Spring Break programs offer students an alternative experience

Penn State Altoona students were able to take part in a variety of alternative trips over spring break this year, in the United States and abroad.

One such trip was to Disney World in Orlando, sponsored by the Office of Student Life and the Campus Activities Board. The trip was created to give students an affordable spring break option that included leadership development and community service in addition to positive social experiences with their peers. Forty-eight students were able to attend.
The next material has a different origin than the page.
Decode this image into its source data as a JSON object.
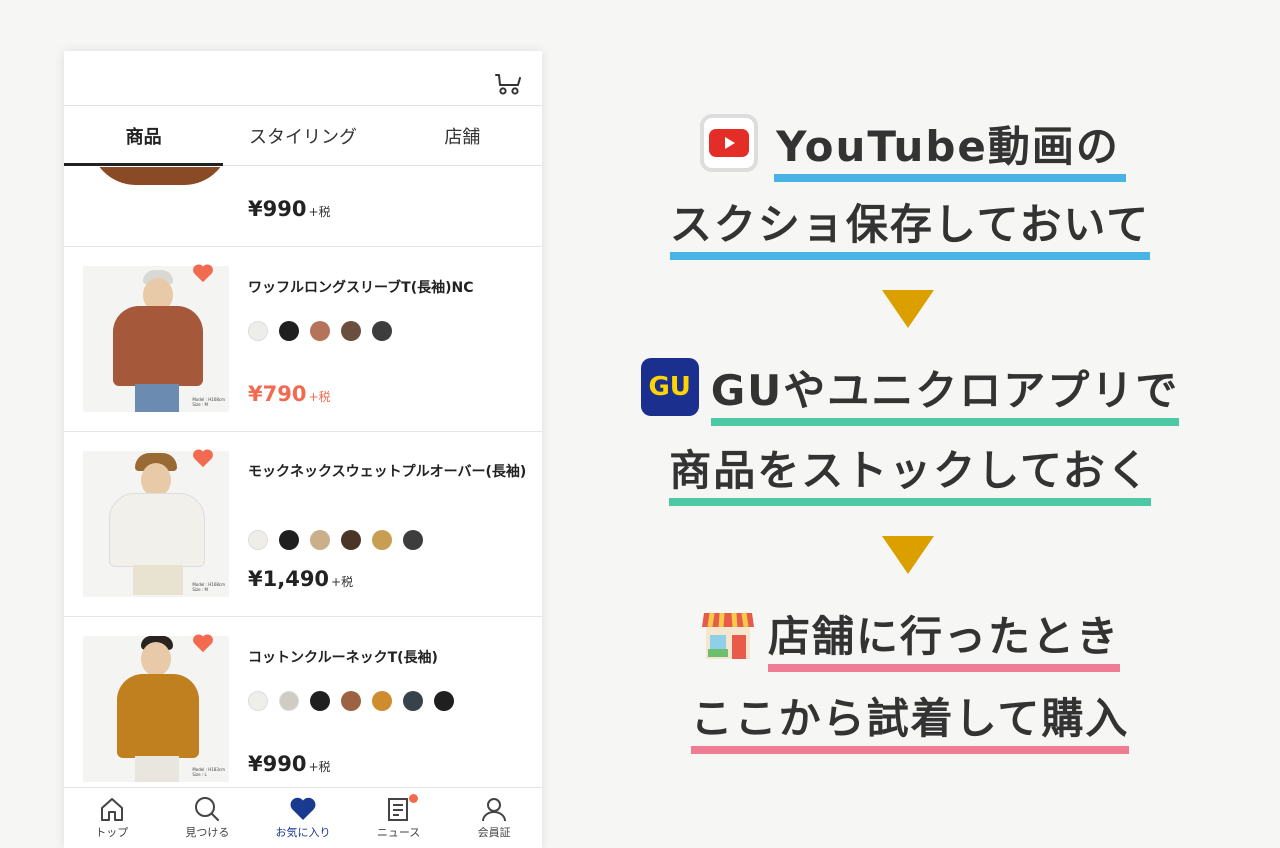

While there, the students participated in the Disney Leadership Strategies College Edition. During this program, they uncovered useful tools and strategies that promote effective problem solving, decision making, and managerial skills as practiced by the team at Walt Disney World Resort. They also spent one day of community service at Mustard Seed Furniture and Clothing Bank of Central Florida.

Says Kim Sterner, a sophomore from Harrisburg, Pa., “Since Disney always makes everything so magical, I was curious to see how they would go about the leadership program. It was definitely a great program, and we took away a lot of great material. And giving back to others is something I enjoy as well so I knew community service would be another rewarding experience.”

Freshman Zachary Yukas agrees. “Through the Leadership Strategies seminar, I learned a lot about the skills and qualities of a good leader. That, coupled with the community service component of the trip, helped me realized that I do want to be a better person, and I can be.”

Another group of students participated in the campus' service trip to Jinotega, Nicaragua. This eight-day program, started back in 2001, is a partnership with Outreach360, a volunteer program reaching into disadvantaged communities abroad. Eighteen students, one graduate student, two faculty, and two staff went on the trip. Some students taught English to elementary school children at the Learning Center in the city while others helped make improvements to the center’s sidewalks and retaining walls. Nursing and health and human development students spent their time teaching health care and first aid to the children.

“Students not only learn something about another culture different than their own, but by crossing borders to live and work with the people of another culture they learn they are not so different after all,” states Victoria Hesser, an administrative assistant at Penn State Altoona and one of the team leader’s. “Most importantly, students learn something about who and what they are. By this discovery, they realize how they can make a big difference in a very small period of time.”

Taylor Sutton, a senior, was especially touched by his work with the children. “I learned just as much from them as they did from me. I hope I get to go back some day.”

Last Updated March 27, 2013